See the claim being made here is that history is in some way a form of advertising for God. Through his words and works in the public domain, in history, he makes his claim to be the one and only God. Like Coke declaring the themselves the real thing or the Rolling Stones labelling themselves the greatest rock band in the world, God declares his marketing slogans – He is: the only true God; the God who speaks and acts; the Living God; the Saving God. God declares these things in public as a form of advertising – he wants these things to be known.
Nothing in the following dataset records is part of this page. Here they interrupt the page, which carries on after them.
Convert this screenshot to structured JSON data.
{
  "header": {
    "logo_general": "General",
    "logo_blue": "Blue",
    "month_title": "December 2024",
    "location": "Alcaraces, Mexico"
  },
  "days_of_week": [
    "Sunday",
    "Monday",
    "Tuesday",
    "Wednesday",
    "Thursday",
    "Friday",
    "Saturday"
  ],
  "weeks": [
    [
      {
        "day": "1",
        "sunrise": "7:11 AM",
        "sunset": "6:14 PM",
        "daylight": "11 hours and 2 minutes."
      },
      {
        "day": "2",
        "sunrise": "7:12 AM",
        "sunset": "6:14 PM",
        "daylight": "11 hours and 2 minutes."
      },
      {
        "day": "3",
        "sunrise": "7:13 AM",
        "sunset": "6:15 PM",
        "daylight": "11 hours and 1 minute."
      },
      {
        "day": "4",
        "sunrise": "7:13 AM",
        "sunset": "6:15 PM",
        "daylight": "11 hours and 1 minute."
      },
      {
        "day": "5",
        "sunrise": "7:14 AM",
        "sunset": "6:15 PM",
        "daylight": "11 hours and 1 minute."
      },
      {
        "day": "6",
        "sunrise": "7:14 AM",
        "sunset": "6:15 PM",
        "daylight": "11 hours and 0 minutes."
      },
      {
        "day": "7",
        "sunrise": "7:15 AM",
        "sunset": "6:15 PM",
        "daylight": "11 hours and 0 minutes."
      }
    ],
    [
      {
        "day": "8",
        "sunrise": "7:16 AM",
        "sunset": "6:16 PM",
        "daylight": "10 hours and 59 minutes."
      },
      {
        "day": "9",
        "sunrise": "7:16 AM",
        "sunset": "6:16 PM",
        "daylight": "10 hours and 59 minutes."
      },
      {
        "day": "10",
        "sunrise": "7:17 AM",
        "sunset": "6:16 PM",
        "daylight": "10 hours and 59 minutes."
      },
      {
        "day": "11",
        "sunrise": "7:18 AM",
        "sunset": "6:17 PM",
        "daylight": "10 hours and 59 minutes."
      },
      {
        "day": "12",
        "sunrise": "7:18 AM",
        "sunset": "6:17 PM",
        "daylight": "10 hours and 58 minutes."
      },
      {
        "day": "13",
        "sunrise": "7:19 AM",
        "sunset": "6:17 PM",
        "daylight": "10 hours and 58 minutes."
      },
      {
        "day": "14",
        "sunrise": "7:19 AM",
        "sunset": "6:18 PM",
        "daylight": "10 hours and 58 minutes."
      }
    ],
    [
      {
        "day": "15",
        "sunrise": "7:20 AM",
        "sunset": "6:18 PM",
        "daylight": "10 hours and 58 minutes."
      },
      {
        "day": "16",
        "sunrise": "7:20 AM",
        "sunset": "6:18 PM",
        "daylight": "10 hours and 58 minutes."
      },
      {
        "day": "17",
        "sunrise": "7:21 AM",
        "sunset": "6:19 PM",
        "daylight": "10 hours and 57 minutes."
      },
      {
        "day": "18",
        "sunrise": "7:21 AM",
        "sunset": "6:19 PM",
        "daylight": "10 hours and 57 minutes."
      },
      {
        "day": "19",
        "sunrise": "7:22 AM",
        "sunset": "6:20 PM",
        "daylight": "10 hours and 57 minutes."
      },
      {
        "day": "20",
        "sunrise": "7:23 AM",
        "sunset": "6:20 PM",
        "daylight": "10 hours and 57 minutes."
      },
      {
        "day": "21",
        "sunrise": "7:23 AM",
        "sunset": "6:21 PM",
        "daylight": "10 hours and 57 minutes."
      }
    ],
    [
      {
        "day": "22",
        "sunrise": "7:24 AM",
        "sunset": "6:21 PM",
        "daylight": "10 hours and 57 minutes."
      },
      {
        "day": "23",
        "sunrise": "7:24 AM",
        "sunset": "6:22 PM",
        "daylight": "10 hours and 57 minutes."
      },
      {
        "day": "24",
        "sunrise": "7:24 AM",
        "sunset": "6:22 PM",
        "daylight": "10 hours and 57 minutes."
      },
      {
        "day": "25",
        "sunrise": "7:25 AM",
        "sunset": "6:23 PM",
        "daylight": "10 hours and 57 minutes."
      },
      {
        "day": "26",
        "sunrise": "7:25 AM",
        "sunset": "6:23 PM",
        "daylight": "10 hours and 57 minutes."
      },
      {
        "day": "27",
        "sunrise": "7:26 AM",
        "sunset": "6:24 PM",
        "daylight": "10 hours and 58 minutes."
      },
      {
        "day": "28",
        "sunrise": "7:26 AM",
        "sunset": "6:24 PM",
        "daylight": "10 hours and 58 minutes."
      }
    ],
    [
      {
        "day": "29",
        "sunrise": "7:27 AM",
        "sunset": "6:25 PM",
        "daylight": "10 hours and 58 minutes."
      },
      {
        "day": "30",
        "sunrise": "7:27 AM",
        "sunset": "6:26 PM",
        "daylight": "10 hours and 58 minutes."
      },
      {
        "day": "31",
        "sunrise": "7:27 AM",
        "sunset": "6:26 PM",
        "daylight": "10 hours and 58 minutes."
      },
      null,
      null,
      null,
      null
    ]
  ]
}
And a bit like modern marketing God attracts imitators who compete for attention and worship – but God asserts his copy right on the title to be the only true God. And unlike our modern advertisers there is no need for spin, no exaggeration or massaging the figures, God's record stands and speaks for itself.
How are you going with this argument? Is it compelling or has it failed to grip you yet?
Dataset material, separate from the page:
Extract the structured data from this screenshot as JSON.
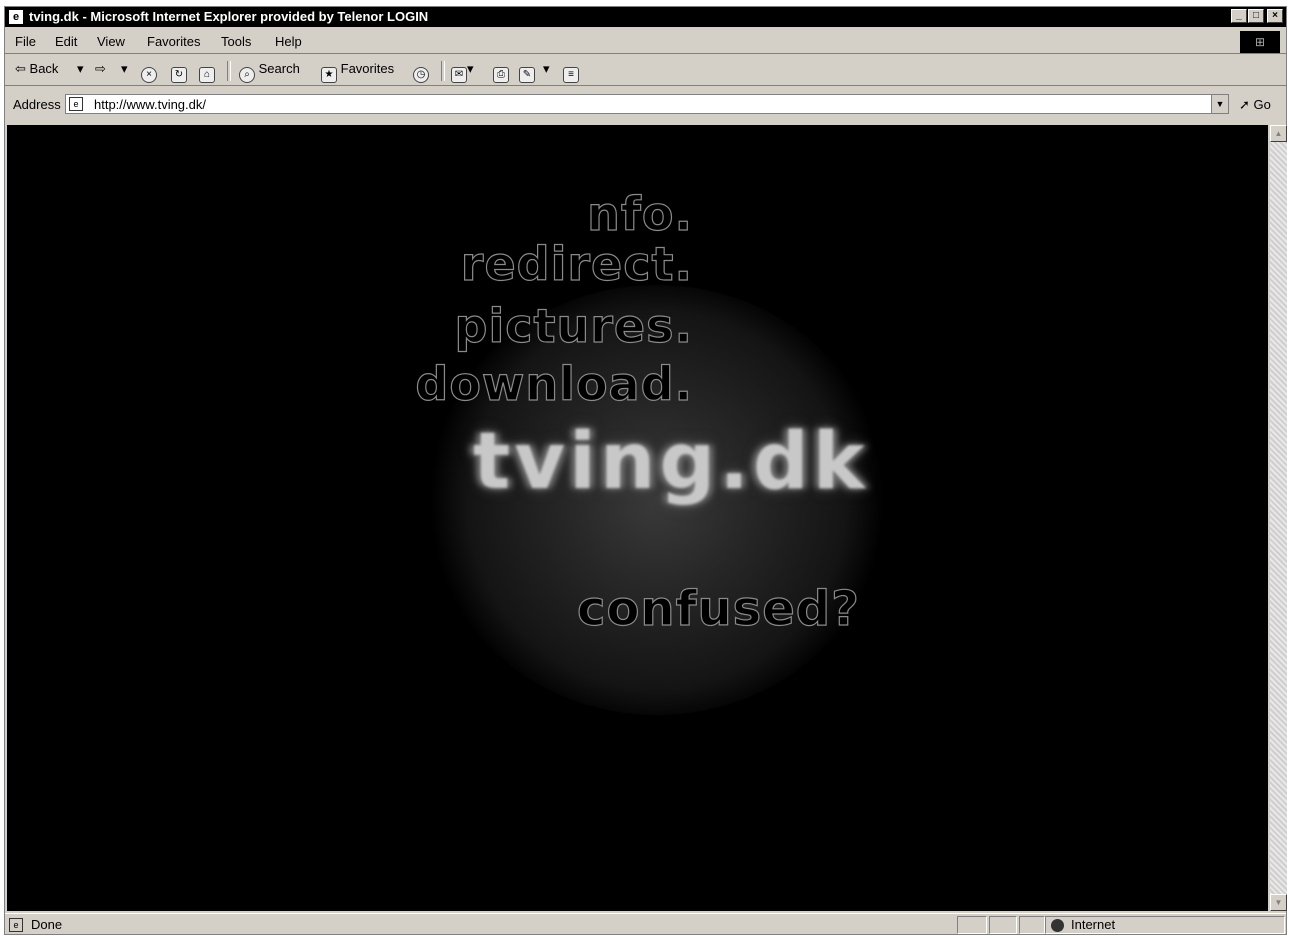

Let me try and bring it into focus for you.
All of these characteristics of Yahweh are repeated and amplified by Jesus in the New Testament. Jesus is like a concentrated version of all that I've been saying – essence of God at work in the world. He claimed that the promises of the Old Testament were about him – that he fulfilled the many prophecies and promises on which God staked his credibility. All of God's promises find their fulfilment in him – he is the saviour, it is before him that every knee will bow and tongue confess. Jesus said that the essence of the OT promises was that God's King would be rejected, suffer and die, and three days later be raised to life again. He said it repeatedly to his disciples and to the crowds. He said that those promises were about him - he would be rejected, suffer and die and then three days later he would rise from the dead. And history records that he did – he was crucified under Pontius Pilate, died and was buried, and three days later he rose again. In history, in the person of a man, God has acted and we can know that he is God by checking it out.
But it's not just a miracle show – like an old school circus or something. Jesus didn't do all this for entertainment value. He went on to say that after his death and resurrection he would return to judge the living and the dead. All those who put their trust in him would be saved, but those who rejected him would face God's wrath.
See in our world this question of religion is a bit of a non event for most people. The majority assume that all religions are the same because we've already swallowed the assumption that this world is all there is – there is no real God, no real life after death, no heaven and no hell.
But Jesus life, along with all of the Bible, points us in exactly the opposite direction – it says there is a God, a God who has made himself known by speaking and acting, making public promises in time and space and fulfilling them publicly in time and space. And it says this God wants to be acknowledged as God, to be served and honoured as is his right for making us. And we're all going to meet him – whatever our beliefs about the matter. So we all need to get ready.
So let me finish with a question – will you be ready to meet Jesus when he comes back?